Task requirements = Read the data below. Every line holding the string "根据GB" must be copied.

**** Data listing

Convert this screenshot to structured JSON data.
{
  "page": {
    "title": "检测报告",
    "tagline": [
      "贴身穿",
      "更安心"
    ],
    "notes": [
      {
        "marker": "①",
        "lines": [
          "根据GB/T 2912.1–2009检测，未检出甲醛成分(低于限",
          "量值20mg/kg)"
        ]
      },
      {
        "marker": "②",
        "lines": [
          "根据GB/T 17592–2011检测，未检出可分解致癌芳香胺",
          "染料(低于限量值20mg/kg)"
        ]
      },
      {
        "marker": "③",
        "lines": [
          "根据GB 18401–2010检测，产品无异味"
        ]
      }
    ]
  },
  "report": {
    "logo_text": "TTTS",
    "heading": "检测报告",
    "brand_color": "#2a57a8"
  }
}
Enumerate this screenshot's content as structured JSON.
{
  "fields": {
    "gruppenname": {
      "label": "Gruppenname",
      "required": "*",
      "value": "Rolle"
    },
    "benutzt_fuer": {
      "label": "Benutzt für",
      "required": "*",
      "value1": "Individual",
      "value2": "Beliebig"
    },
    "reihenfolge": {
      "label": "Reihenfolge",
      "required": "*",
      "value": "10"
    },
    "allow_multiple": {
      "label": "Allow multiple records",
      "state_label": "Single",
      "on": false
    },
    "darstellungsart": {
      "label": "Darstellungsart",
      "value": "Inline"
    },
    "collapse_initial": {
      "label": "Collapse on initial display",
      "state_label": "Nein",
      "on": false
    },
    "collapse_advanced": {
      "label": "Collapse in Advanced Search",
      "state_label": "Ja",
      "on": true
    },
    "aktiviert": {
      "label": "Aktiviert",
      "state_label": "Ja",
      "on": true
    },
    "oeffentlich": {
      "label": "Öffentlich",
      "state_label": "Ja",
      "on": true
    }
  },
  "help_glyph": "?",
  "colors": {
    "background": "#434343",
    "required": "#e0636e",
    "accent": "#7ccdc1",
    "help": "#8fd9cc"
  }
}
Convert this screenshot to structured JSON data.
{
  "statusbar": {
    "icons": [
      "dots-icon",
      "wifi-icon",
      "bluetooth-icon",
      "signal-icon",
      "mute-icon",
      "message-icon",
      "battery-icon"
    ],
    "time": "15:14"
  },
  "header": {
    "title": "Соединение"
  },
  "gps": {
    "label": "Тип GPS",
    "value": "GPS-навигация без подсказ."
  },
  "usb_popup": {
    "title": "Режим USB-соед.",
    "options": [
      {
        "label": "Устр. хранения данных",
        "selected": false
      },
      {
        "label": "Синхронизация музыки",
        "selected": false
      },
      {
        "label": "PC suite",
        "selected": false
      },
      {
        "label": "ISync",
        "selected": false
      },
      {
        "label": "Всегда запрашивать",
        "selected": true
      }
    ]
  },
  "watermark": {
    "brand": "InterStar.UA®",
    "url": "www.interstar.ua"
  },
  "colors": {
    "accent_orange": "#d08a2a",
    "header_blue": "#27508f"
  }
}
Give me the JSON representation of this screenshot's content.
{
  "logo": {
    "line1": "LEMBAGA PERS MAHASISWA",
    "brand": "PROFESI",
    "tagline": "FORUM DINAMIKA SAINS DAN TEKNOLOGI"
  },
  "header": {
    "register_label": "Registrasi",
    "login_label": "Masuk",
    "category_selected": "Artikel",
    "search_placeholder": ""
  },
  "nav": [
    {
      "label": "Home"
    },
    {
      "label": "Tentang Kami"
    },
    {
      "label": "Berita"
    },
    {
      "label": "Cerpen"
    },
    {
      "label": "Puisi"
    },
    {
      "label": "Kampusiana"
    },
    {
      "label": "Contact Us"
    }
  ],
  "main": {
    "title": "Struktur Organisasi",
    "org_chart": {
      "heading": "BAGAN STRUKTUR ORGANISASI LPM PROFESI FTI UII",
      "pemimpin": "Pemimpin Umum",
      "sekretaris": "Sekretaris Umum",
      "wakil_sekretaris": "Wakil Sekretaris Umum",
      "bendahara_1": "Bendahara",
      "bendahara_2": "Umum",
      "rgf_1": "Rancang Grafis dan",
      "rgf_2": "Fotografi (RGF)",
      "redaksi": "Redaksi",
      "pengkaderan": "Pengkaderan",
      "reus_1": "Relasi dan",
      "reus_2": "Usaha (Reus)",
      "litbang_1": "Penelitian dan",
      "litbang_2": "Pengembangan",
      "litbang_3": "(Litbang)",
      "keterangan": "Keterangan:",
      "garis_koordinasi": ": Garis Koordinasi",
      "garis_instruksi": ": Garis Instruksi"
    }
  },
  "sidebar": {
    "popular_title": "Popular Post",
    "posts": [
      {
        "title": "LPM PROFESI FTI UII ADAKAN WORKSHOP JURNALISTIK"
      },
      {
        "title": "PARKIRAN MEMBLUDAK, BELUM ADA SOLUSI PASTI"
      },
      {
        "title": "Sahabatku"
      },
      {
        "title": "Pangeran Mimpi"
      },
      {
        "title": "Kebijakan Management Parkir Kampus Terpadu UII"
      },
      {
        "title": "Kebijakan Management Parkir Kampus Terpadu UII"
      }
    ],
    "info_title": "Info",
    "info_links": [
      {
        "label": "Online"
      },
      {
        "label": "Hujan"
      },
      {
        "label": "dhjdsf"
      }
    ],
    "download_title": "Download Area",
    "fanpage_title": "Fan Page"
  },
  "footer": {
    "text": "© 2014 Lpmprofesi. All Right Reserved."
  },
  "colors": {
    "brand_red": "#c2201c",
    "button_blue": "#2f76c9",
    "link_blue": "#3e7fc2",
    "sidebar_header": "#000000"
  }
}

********

Solved problem =
          "根据GB/T 2912.1–2009检测，未检出甲醛成分(低于限",
          "根据GB/T 17592–2011检测，未检出可分解致癌芳香胺",
          "根据GB 18401–2010检测，产品无异味"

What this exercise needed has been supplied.